"This is the last one that we could find any rooms for, everywhere was booked,” he told KPCC. He doesn't know the condition of his home, which is located in an area where the fires are merging.
“We have a river bottom in between us and the fire, so hopefully that breaks it … but there’s no water in that river,” he said. “With this fire, it don’t matter where you’re at … it’s from Ojai to LA, Santa Clarita."
"The fire growth is just absolutely exponential," Ventura County Fire Chief Lorenzen said. "All that firefighters can do when we have winds like this is get out ahead, evacuate people, and protect structures."
Thomas Aquinas College, a school with about 350 students, was also evacuated, with students going to their own homes or to those of faculty and staff, the college said in a statement.
One fatality that was initially reported to be a person killed in an auto accident associated with the fire is now thought to have been an animal, Ventura County Fire Department spokesman Rich Macklin told KPCC.
More than 1,000 firefighters were deployed to help battle the fire.
Southern California Edison said 30,000 customers were without power across its coverage area late Tuesday morning and that some in fire-affected areas should be prepared to go without power for days because of damaged transmission lines.
Due to the fire and the power outages, all Ventura residents have been advised by the city to boil their tap water or use bottled water for drinking water and food preparation.
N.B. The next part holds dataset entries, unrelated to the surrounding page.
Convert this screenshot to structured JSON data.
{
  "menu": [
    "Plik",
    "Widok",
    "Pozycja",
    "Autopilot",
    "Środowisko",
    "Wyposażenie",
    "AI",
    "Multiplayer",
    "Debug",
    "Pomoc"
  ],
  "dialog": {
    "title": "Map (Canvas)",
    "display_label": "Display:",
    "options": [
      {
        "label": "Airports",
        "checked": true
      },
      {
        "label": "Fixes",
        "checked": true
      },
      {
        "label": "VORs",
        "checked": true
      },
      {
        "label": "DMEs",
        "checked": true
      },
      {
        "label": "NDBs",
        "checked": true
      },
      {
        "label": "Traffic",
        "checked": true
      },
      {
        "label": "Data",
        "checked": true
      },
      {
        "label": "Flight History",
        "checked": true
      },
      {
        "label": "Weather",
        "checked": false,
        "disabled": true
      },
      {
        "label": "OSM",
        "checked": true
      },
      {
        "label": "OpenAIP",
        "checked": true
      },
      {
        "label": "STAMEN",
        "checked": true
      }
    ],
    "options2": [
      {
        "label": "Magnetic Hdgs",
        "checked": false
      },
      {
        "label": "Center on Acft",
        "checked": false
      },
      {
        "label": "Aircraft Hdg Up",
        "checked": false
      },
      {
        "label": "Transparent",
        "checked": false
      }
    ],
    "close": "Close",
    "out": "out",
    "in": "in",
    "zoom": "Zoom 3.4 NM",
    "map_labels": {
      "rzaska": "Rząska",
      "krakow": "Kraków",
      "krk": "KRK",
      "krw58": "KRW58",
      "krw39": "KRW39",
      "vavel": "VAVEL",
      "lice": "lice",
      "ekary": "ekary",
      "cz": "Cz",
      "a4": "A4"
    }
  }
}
Water should be boiled for at least one minute, according to the city. Not boiling water in the area could lead to stomach or intestinal illness. A city advisory said they expect to resolve the situation within two to three days.
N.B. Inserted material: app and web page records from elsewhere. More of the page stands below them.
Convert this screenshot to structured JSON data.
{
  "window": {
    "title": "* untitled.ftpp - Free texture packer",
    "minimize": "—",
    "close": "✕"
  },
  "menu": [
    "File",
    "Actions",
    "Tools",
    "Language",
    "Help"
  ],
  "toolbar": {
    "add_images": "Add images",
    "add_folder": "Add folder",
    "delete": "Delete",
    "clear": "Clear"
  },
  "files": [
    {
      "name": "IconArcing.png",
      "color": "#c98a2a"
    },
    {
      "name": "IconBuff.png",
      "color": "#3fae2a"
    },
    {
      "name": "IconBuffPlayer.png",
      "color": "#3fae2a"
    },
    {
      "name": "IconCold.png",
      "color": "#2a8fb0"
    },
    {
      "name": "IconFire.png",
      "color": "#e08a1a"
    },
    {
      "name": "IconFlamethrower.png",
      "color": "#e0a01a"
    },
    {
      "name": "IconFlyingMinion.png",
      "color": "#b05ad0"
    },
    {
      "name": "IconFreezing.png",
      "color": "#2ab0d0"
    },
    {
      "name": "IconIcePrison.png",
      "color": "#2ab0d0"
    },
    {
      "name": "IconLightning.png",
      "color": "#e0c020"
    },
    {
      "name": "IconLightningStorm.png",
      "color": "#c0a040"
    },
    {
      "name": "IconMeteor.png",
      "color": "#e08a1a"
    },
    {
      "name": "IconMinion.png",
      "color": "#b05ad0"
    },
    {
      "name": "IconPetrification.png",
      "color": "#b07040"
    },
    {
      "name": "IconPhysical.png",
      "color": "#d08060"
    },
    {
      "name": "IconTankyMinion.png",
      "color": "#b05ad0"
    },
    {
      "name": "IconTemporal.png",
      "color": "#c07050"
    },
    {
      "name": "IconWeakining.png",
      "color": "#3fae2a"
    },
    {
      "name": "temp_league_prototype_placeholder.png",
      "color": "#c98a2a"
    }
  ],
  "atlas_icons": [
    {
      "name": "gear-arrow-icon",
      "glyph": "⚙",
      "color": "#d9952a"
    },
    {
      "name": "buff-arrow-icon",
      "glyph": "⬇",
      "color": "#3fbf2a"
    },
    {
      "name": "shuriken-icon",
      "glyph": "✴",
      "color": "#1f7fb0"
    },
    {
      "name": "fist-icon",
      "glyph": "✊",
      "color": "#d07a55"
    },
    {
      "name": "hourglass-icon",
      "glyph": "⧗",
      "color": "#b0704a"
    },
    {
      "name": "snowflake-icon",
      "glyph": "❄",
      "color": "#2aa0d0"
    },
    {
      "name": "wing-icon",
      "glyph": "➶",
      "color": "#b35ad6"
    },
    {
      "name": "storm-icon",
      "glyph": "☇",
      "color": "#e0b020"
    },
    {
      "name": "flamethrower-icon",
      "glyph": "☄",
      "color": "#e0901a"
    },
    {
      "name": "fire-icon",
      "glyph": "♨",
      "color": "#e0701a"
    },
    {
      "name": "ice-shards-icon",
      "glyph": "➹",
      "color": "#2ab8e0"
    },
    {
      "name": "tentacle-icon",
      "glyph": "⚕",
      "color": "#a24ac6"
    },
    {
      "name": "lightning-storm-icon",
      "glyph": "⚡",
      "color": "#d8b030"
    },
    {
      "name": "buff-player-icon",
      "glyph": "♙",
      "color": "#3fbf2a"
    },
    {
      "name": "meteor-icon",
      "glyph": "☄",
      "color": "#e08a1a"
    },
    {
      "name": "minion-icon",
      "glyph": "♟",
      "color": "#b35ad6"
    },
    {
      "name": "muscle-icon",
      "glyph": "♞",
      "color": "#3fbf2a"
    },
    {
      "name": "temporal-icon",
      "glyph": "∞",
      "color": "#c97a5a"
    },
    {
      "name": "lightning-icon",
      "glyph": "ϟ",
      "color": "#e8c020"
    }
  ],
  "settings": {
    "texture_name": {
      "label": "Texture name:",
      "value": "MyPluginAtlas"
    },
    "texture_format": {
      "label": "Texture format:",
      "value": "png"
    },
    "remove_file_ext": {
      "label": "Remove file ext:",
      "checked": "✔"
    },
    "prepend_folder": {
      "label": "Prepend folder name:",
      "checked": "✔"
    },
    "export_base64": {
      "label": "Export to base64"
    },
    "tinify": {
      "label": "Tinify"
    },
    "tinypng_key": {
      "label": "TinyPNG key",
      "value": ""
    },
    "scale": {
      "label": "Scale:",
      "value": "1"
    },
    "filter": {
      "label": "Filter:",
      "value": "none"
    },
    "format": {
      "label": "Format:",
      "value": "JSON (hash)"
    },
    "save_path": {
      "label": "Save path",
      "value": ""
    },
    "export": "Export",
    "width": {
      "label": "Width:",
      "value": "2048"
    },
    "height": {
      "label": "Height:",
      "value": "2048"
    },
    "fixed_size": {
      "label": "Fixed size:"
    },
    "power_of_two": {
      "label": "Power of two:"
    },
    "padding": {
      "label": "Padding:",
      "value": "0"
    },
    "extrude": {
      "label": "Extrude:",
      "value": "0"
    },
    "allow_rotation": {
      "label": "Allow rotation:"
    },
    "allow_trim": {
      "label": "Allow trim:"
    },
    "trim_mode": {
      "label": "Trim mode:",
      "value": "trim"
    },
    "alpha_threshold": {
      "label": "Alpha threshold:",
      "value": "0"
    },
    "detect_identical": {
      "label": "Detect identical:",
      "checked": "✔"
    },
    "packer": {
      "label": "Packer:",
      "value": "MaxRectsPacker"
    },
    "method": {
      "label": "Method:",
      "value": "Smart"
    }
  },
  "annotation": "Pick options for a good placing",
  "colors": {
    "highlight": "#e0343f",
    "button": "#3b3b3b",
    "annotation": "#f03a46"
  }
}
The following areas are under mandatory evacuation orders as of Tuesday evening:
- Oak View - Boundary of Hwy 33, Creek Road and Hermosa Road
- Entire Community of Casitas Springs - Evacuate to Ventura County Fairgrounds - 10 West Harbor Blvd., Ventura
- City of Ventura - Teloma east to Brent Street, Telegraph Road north to north of Foothill Road
- East Ojai Valley - Carne Road east to McAndrew Road, Reeves Road north to Thacher Road
- City of Ventura - Victoria Road east to Hill Road, Telegraph Road north to Foothill Road
- City of Ventura - North Ashwood Avenue east to Hill Road, Telegraph Road north to Foothill Road
These areas are under voluntary evacuations:
- Residents in the City of Ventura, south of Loma Vista, east of Day Road, West of Victoria Avenue and north of Telegraph Road
- Residents in the City of Ventura, east of Victoria north of Loma Vista South of Foothill west of Wells Road
- All residents of the Ojai Valley not currently covered under the current mandatory evacuation
- City of Fillmore - Boundary of 2nd Street north to 4th Street & Island View Street east to Pole Creek
- City of Fillmore - Boundary of 4th Street on the south to Pole Canyon Road, Pole Canyon Road northeast to Goodenough Road, Goodenough Road south to 5th Street and 5th Street southeast to 4th Street
- City of Fillmore - Boundary of Hwy 23 & the Santa Clara River south to Guiberson Road, Guiberson Road east to Torrey Road and Torrey Road north to the Santa Clara River
These schools have been announced as closed for Wednesday:
- All Ventura Unified School District Schools
- All Conejo Valley School District Schools
- La Reina High School
From Ventura County Fire and California Highway Patrol, hard closures affect the following routes.
- Vassar Street at Maryville Avenue (city of Ventura)
- SR-150 at Reeves Road (east end Ojai Valley)
- SR-150 at Stonegate (Santa Paula)
- SR 150 at Telegraph Road (Santa Paula)
- SR 150 at Richmond Road (Santa Paula)
- Foothill Road at Olive/Cummings/Wells/Briggs (Santa Paula/Ventura area)
- Highway 33 in both directions between Casitas Springs and Canada Larga Road (Casitas Springs area)
How you can help
Ventura County Fire has advised anyone who would like to help by donating to victims to text "UWVC" to 41444, and all proceeds will go to those affected.
This story has been updated.